History has witnessed many batsmen with fascinating skills dominating the game, but few can match Lara's aggression and confidence. At times he might have come off as an arrogant man at the crease but then he always backed himself to perform, and he rarely failed. It was a delight to see him dancing down the pitch to the spinners. It was so audacious and effective as he made the last-second adjustments to despatch the ball over extra cover or mid-on. It was also breathtaking to watch Lara pick the ball literally out of the wicketkeeper's gloves to unleash a late cut. Often he would daringly whip across the line, the bowler jumping in anticipation only to watch the ball being deftly caressed to its destination. He was a master of timing.

In the words of Ian Chappell, Lara shall remain the greatest under-achiever too. The fact was endorsed by the great Viv Richards too. "He did not realise his potential," he wrote, and rightly so. Lara played to entertain, not to accumulate runs for individual honours. He was the Mozart of batting, creating symphonies as he elevated the art of batting to a new high. Lara did not believe in brutal annihilation of the bowling. He had his own way of dominating the contest and it was simply amazing that he could do it single-handedly. To have scored 277 in only his fifth Test match and a world record 375 in only his 16th is a testimony to his greatness. The same year he also scored that mind-blowing 501 not out against Durham. Though he lost the world record to Australia's Matthew Hayden, he regained the mark in his 106th Test, slamming 400 not out against England.

A look at his list of 350 plus scores reveals the significance of Lara's knocks. They came against better bowling attacks, especially the 400 not out which the West Indian scored during England's resurgence as a cricketing nation.

The best part of Lara's batting was the purity that marked his strokeplay. He drove nonchalantly, pulled imperiously and cut delicately. And his defence was very compact. He truly personified attractive batsmanship.

Glenn McGrath, Anil Kumble, Shane Warne, Muttiah Muralitharan, Allan Donald... the list of bowlers who valued Lara's scalp the most is very long. The mighty West Indian knew how to decimate attacks. Sadly, captaincy was one aspect that Lara failed to grasp. He was often accused of being aloof, self-centred and very demanding as a captain, but it was also true that Lara found it increasingly difficult to come to terms with the administrators on various issues. However, he never let his colleagues down, standing by them in the most exacting situations. He may have been unpopular with some of his team-mates but then a genius would always want to have his way.

One should also realise that it was just not easy for Lara to keep going when after having done so much for his team he got little support from his team-mates.

Lara, after all, was a batsman who had to be taught little during his career. To make others understand the gravity of the situation and to help them tune their skills would not have been easy and he probably gave up trying to do so somewhere down the line before one final effort towards the fag end of his glorious career. Lara was confident that his side was good enough to make the semifinals of the World Cup at home, but West Indies' disappointing show was too much to take for the great sportsman.

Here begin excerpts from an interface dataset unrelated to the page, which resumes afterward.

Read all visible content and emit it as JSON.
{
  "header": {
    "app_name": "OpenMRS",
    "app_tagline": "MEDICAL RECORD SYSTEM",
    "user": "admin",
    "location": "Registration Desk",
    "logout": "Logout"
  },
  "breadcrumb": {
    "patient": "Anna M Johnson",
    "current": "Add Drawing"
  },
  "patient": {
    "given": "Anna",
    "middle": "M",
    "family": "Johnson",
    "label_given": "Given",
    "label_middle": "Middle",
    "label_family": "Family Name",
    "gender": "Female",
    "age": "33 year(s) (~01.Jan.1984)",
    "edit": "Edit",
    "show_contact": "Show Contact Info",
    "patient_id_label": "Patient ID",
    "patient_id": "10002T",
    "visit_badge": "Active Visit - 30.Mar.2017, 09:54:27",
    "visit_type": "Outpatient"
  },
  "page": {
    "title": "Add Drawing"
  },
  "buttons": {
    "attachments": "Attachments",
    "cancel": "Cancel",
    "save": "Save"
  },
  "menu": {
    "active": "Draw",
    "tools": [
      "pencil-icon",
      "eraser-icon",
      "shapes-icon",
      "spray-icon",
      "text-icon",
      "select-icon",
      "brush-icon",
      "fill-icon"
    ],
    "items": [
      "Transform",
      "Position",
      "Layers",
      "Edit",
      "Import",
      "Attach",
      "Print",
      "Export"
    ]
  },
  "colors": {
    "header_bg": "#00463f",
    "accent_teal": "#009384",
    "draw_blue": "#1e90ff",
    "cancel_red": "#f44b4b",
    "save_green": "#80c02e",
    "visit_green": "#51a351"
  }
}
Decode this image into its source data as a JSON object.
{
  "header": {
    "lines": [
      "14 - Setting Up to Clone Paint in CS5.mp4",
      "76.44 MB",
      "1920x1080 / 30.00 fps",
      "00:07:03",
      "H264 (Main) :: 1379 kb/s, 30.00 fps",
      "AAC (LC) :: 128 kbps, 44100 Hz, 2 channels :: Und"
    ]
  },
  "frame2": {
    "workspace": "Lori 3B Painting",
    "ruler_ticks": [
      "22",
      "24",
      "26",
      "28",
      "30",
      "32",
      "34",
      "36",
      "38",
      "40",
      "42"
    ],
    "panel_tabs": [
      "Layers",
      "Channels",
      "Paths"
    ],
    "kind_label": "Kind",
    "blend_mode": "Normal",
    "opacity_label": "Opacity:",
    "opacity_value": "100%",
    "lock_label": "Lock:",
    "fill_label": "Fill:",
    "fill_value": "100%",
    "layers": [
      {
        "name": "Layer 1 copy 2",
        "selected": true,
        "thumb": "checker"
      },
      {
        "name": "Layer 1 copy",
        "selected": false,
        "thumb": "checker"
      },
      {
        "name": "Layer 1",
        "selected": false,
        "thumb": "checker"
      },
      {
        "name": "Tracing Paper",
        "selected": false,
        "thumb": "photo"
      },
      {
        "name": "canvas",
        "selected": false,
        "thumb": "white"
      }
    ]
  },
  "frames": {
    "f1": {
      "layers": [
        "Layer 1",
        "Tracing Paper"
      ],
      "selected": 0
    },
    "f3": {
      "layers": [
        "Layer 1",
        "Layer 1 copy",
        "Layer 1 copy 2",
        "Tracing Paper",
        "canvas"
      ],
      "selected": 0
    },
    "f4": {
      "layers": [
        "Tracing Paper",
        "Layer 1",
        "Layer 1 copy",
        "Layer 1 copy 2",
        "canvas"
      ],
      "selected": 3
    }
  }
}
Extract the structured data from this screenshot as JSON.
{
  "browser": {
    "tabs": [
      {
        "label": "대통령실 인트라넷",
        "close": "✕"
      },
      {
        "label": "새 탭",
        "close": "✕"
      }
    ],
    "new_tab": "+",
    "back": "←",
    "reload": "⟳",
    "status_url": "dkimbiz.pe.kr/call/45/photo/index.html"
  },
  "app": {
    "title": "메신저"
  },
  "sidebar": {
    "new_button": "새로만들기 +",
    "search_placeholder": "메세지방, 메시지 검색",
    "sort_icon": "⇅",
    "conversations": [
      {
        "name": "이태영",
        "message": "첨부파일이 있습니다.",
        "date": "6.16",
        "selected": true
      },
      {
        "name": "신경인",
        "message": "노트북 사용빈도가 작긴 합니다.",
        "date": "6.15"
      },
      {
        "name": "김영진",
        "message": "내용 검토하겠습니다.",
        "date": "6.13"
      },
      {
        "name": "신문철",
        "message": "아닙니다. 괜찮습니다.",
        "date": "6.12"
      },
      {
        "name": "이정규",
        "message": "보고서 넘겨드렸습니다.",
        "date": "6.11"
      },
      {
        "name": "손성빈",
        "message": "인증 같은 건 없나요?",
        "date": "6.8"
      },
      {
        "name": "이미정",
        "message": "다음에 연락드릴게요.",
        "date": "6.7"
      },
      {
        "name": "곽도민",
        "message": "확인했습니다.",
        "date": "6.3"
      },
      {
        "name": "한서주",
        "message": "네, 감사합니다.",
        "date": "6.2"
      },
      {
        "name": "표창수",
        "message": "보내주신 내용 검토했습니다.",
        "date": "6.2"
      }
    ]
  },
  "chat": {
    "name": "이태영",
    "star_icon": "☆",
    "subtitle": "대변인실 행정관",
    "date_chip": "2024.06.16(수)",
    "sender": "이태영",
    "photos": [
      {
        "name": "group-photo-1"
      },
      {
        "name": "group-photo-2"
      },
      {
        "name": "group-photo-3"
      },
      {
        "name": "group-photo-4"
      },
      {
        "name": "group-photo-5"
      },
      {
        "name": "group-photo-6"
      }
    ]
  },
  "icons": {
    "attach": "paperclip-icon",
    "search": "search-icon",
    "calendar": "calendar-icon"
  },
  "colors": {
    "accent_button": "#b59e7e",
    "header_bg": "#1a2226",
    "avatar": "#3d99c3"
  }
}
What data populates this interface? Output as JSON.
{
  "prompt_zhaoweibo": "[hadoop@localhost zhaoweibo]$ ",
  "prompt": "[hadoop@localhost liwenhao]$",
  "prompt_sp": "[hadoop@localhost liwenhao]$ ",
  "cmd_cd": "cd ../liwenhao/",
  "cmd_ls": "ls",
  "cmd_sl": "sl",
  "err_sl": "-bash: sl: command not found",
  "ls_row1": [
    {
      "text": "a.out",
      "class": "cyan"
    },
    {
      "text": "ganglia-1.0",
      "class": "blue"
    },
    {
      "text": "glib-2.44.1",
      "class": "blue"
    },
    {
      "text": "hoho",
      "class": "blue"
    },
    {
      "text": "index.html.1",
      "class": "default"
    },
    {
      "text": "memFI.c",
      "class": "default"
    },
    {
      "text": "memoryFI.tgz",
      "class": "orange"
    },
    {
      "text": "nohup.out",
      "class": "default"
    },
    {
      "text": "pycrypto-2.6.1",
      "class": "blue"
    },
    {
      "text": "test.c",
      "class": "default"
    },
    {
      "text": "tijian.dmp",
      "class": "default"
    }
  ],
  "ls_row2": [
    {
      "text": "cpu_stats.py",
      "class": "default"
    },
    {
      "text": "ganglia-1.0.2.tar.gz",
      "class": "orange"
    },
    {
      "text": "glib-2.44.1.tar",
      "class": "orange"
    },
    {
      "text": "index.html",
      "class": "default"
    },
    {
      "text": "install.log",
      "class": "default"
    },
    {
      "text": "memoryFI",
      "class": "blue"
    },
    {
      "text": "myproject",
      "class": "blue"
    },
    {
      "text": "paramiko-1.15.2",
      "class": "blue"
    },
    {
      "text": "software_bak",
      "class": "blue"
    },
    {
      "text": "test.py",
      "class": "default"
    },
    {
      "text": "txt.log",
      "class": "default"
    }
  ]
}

In fact, earlier he had announced that he would be retiring from ODIs after the World Cup, but soon followed it up with his decision to quit Test cricket too. It definitely is not the best way to end a glittering career.

If Lara was a part of the decline of West Indies cricket, it was his misfortune. Again at the cost of being repetitive, one would like to remember Ian Chappell, who said in defence of Lara, "The West Indies would still have lost as many matches even if Viv (Richards) would have been in the team." The bowlers under Lara were no way in the class of the bowlers who played under Clive Lloyd and Richards.

True, Lara was an under-achiever, but we would love to remember him as a batsman who was the best against the best.